Written By: Bill Syken
The portfolio of Terry Ashe is a walk down memory lane for political junkies. There’s Oliver North and his secretary Fawn Hall from the Iran-Contra scandal of the 1980s. There’s Clarence Thomas and Anita Hill. There’s Hillary Clinton from the days when husband Bill put her in charge of health care reform. There’s newsman Matt Drudge, goofy hat and all, from when Bill Clinton’s Monica Lewisky scandal exploded.
Ashe, now 74, was an unlikely figure to chronicle the world of Washington D.C. He grew up in Holyoke, Mass., the son of a hotel clerk and a school teacher. His mother, the schoolteacher, died from bone cancer when he was 14 years old. She knew she had been sick for years, and was eager to cram in lessons with her son. She insisted, for one, that he learn to draw. “That’s how I got interested in art,” Ashe says. At the age of 13 he was given his first car, a 1950 Ford coupe in robin’s egg blue, with the idea that he would learn how cars worked, in addition to taking short rides up and down the driveway.
After high school Ashe went to trade school to study electronics. He only began with photography after a friend who was serving in Vietnam sent him a camera. A turning point came when Ashe was working at the local country club and a fellow bartender saw one of Ashe’s pictures and recommended that he apply to the Brooks Institute in Santa Barbara, Calif., where his son had gone to study photography.

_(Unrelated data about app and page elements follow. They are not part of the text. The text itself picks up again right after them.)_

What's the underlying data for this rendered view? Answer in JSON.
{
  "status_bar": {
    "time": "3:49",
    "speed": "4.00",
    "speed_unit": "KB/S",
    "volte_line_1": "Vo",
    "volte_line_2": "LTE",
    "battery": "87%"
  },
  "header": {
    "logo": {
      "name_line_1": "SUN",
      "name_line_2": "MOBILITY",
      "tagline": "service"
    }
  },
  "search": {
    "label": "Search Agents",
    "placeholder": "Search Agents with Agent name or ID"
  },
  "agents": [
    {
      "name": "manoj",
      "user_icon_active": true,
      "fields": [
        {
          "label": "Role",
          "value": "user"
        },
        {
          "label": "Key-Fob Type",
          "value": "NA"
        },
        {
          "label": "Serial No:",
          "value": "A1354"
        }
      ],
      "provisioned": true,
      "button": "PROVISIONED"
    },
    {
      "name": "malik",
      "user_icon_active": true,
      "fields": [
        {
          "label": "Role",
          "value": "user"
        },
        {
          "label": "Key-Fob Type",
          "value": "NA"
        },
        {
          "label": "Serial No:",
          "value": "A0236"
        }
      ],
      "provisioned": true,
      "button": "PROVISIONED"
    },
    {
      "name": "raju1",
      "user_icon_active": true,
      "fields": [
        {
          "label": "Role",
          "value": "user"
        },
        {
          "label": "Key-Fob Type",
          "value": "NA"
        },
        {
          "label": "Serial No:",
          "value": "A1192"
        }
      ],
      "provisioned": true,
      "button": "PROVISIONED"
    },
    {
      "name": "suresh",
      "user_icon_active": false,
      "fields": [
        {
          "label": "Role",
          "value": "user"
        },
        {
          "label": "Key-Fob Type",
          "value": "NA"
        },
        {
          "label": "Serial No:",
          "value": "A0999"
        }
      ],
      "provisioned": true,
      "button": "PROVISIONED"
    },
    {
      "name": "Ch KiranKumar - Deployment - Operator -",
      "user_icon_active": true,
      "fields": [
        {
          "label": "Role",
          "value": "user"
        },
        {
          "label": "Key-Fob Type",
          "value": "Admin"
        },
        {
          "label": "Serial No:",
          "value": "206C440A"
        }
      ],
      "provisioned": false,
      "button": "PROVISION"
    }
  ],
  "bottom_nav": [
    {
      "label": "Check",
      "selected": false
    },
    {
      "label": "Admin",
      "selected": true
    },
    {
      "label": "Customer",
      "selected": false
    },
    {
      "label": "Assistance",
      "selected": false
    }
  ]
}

At Brooks, Ashe found his groove, and began getting work as a photographer and an assistant. On the way up he served as an assistant for Dirck Halstead on shoots for Time magazine of future president Ronald Reagan and former president Gerald Ford. On the Reagan shoot, at his California ranch, Ashe accidentally dropped a light on the head of the former California governor, which Reagan took with good humor and for which Ashe couldn’t apologize enough. Then it was on to Ford, which really blew Ashe’s mind. “I left there thinking, I had just met an American president,” Ashe says. “Wow.”
Ashe would go on to shoot for LIFE, Time and others, following the work to Washington D.C. early in the Reagan administration. His unique background served him well as a photographer. His mother’s emphasis on drawing had given him an artistic sensibility. And his time studying electronics helped him gain a proficiency with the technical aspects. He cared greatly about his equipment, and he understood it. “The lenses I had were beautiful,” he says. He came to master exposures and lighting, and when his saw some Beltway colleagues struggling with those aspects, he says, “I knew I had an edge.”
It shows. His portrait of former U.S. Ambassador Jeanne Kirkpatrick could be a Renaissance painting. Or compare this story’s photo of actress Elizabeth Taylor testifying before Congress on behalf of AIDS research to this image from another photographer covering the event.
When listing his favorite photos, Ashe makes sure to mention his portrait of Senators Phil Gramm (R-Texas), Warren Rudman (R-New Hampshire) and Ernest Hollings (D-South Carolina) who came together to pass the 1985 balanced budget law that bears their name. “That’s when Congress was actually cooperating,” says Ashe, who still lives in a D.C. suburb.
It was a different time, one captured so expertly by a man suited to the moment.